§ **Task goal**: Copy the data precisely, character for character, and leave out every picture.

§ **Listed entries**:
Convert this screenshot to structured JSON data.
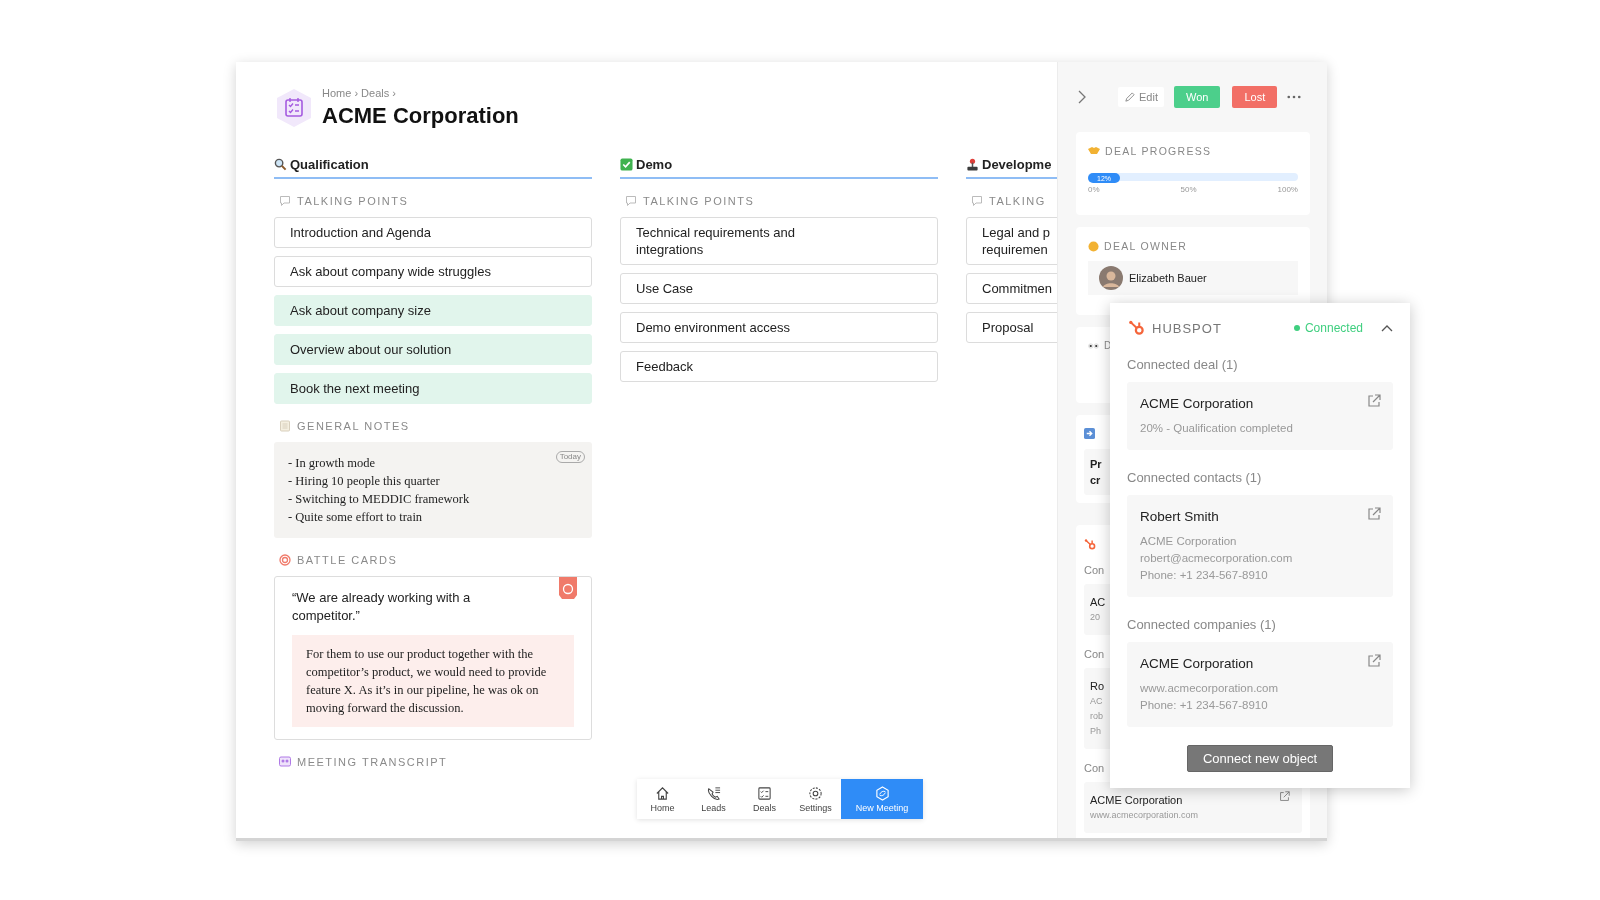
{
  "breadcrumb": "Home › Deals ›",
  "title": "ACME Corporation",
  "columns": [
    {
      "title": "Qualification",
      "talking_points_label": "TALKING POINTS",
      "items": [
        {
          "text": "Introduction and Agenda",
          "done": false
        },
        {
          "text": "Ask about company wide struggles",
          "done": false
        },
        {
          "text": "Ask about company size",
          "done": true
        },
        {
          "text": "Overview about our solution",
          "done": true
        },
        {
          "text": "Book the next meeting",
          "done": true
        }
      ],
      "general_notes": {
        "label": "GENERAL NOTES",
        "badge": "Today",
        "lines": [
          "- In growth mode",
          "- Hiring 10 people this quarter",
          "- Switching to MEDDIC framework",
          "- Quite some effort to train"
        ]
      },
      "battle_cards": {
        "label": "BATTLE CARDS",
        "quote": "“We are already working with a competitor.”",
        "answer": "For them to use our product together with the competitor’s product, we would need to provide feature X. As it’s in our pipeline, he was ok on moving forward the discussion."
      },
      "meeting_transcript": {
        "label": "MEETING TRANSCRIPT"
      }
    },
    {
      "title": "Demo",
      "talking_points_label": "TALKING POINTS",
      "items": [
        {
          "text": "Technical requirements and integrations",
          "done": false
        },
        {
          "text": "Use Case",
          "done": false
        },
        {
          "text": "Demo environment access",
          "done": false
        },
        {
          "text": "Feedback",
          "done": false
        }
      ]
    },
    {
      "title": "Developme",
      "talking_points_label": "TALKING",
      "items": [
        {
          "text": "Legal and p requiremen",
          "done": false
        },
        {
          "text": "Commitmen",
          "done": false
        },
        {
          "text": "Proposal",
          "done": false
        }
      ]
    }
  ],
  "right_panel": {
    "edit": "Edit",
    "won": "Won",
    "lost": "Lost",
    "deal_progress": {
      "label": "DEAL PROGRESS",
      "level": 0.12,
      "reading": "12%",
      "ticks": [
        "0%",
        "50%",
        "100%"
      ]
    },
    "deal_owner": {
      "label": "DEAL OWNER",
      "name": "Elizabeth Bauer"
    },
    "partial_card_label": "D",
    "partial_box_lines": [
      "Pr",
      "cr"
    ],
    "partial_hubspot": [
      {
        "heading": "Con",
        "lines": [
          "AC",
          "20"
        ]
      },
      {
        "heading": "Con",
        "lines": [
          "Ro",
          "AC",
          "rob",
          "Ph"
        ]
      }
    ],
    "last_heading": "Con",
    "last_card": {
      "title": "ACME Corporation",
      "subtitle": "www.acmecorporation.com"
    }
  },
  "popup": {
    "title": "HUBSPOT",
    "status": "Connected",
    "connected": true,
    "expanded": true,
    "sections": [
      {
        "heading": "Connected deal (1)",
        "title": "ACME Corporation",
        "lines": [
          "20% - Qualification completed"
        ]
      },
      {
        "heading": "Connected contacts (1)",
        "title": "Robert Smith",
        "lines": [
          "ACME Corporation",
          "robert@acmecorporation.com",
          "Phone: +1 234-567-8910"
        ]
      },
      {
        "heading": "Connected companies (1)",
        "title": "ACME Corporation",
        "lines": [
          "www.acmecorporation.com",
          "Phone: +1 234-567-8910"
        ]
      }
    ],
    "button": "Connect new object"
  },
  "bottom_nav": [
    {
      "label": "Home",
      "selected": false
    },
    {
      "label": "Leads",
      "selected": false
    },
    {
      "label": "Deals",
      "selected": false
    },
    {
      "label": "Settings",
      "selected": false
    },
    {
      "label": "New Meeting",
      "selected": true
    }
  ]
}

§ **Your response**:
Convert this screenshot to structured JSON data.
{
  "breadcrumb": "Home › Deals ›",
  "title": "ACME Corporation",
  "columns": [
    {
      "title": "Qualification",
      "talking_points_label": "TALKING POINTS",
      "items": [
        {
          "text": "Introduction and Agenda",
          "done": false
        },
        {
          "text": "Ask about company wide struggles",
          "done": false
        },
        {
          "text": "Ask about company size",
          "done": true
        },
        {
          "text": "Overview about our solution",
          "done": true
        },
        {
          "text": "Book the next meeting",
          "done": true
        }
      ],
      "general_notes": {
        "label": "GENERAL NOTES",
        "badge": "Today",
        "lines": [
          "- In growth mode",
          "- Hiring 10 people this quarter",
          "- Switching to MEDDIC framework",
          "- Quite some effort to train"
        ]
      },
      "battle_cards": {
        "label": "BATTLE CARDS",
        "quote": "“We are already working with a competitor.”",
        "answer": "For them to use our product together with the competitor’s product, we would need to provide feature X. As it’s in our pipeline, he was ok on moving forward the discussion."
      },
      "meeting_transcript": {
        "label": "MEETING TRANSCRIPT"
      }
    },
    {
      "title": "Demo",
      "talking_points_label": "TALKING POINTS",
      "items": [
        {
          "text": "Technical requirements and integrations",
          "done": false
        },
        {
          "text": "Use Case",
          "done": false
        },
        {
          "text": "Demo environment access",
          "done": false
        },
        {
          "text": "Feedback",
          "done": false
        }
      ]
    },
    {
      "title": "Developme",
      "talking_points_label": "TALKING",
      "items": [
        {
          "text": "Legal and p requiremen",
          "done": false
        },
        {
          "text": "Commitmen",
          "done": false
        },
        {
          "text": "Proposal",
          "done": false
        }
      ]
    }
  ],
  "right_panel": {
    "edit": "Edit",
    "won": "Won",
    "lost": "Lost",
    "deal_progress": {
      "label": "DEAL PROGRESS",
      "level": 0.12,
      "reading": "12%",
      "ticks": [
        "0%",
        "50%",
        "100%"
      ]
    },
    "deal_owner": {
      "label": "DEAL OWNER",
      "name": "Elizabeth Bauer"
    },
    "partial_card_label": "D",
    "partial_box_lines": [
      "Pr",
      "cr"
    ],
    "partial_hubspot": [
      {
        "heading": "Con",
        "lines": [
          "AC",
          "20"
        ]
      },
      {
        "heading": "Con",
        "lines": [
          "Ro",
          "AC",
          "rob",
          "Ph"
        ]
      }
    ],
    "last_heading": "Con",
    "last_card": {
      "title": "ACME Corporation",
      "subtitle": "www.acmecorporation.com"
    }
  },
  "popup": {
    "title": "HUBSPOT",
    "status": "Connected",
    "connected": true,
    "expanded": true,
    "sections": [
      {
        "heading": "Connected deal (1)",
        "title": "ACME Corporation",
        "lines": [
          "20% - Qualification completed"
        ]
      },
      {
        "heading": "Connected contacts (1)",
        "title": "Robert Smith",
        "lines": [
          "ACME Corporation",
          "robert@acmecorporation.com",
          "Phone: +1 234-567-8910"
        ]
      },
      {
        "heading": "Connected companies (1)",
        "title": "ACME Corporation",
        "lines": [
          "www.acmecorporation.com",
          "Phone: +1 234-567-8910"
        ]
      }
    ],
    "button": "Connect new object"
  },
  "bottom_nav": [
    {
      "label": "Home",
      "selected": false
    },
    {
      "label": "Leads",
      "selected": false
    },
    {
      "label": "Deals",
      "selected": false
    },
    {
      "label": "Settings",
      "selected": false
    },
    {
      "label": "New Meeting",
      "selected": true
    }
  ]
}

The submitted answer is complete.